◆ **What to do**:
Nothing but an exact repeat of the entries below should appear in your answer.

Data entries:
= = = = =

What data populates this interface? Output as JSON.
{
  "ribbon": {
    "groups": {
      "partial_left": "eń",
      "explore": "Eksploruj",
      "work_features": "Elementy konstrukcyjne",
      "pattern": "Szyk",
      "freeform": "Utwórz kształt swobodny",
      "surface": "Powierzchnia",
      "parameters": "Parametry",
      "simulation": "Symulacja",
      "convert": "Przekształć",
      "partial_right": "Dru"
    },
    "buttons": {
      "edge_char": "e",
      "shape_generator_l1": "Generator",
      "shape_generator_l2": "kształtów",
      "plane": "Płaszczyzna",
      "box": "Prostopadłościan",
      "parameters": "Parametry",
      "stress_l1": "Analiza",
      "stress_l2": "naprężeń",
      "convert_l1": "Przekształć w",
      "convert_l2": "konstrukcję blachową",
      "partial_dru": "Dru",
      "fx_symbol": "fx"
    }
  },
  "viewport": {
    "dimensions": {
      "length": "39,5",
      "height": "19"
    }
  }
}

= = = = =

◆ **Output for this exercise**:
What data populates this interface? Output as JSON.
{
  "ribbon": {
    "groups": {
      "partial_left": "eń",
      "explore": "Eksploruj",
      "work_features": "Elementy konstrukcyjne",
      "pattern": "Szyk",
      "freeform": "Utwórz kształt swobodny",
      "surface": "Powierzchnia",
      "parameters": "Parametry",
      "simulation": "Symulacja",
      "convert": "Przekształć",
      "partial_right": "Dru"
    },
    "buttons": {
      "edge_char": "e",
      "shape_generator_l1": "Generator",
      "shape_generator_l2": "kształtów",
      "plane": "Płaszczyzna",
      "box": "Prostopadłościan",
      "parameters": "Parametry",
      "stress_l1": "Analiza",
      "stress_l2": "naprężeń",
      "convert_l1": "Przekształć w",
      "convert_l2": "konstrukcję blachową",
      "partial_dru": "Dru",
      "fx_symbol": "fx"
    }
  },
  "viewport": {
    "dimensions": {
      "length": "39,5",
      "height": "19"
    }
  }
}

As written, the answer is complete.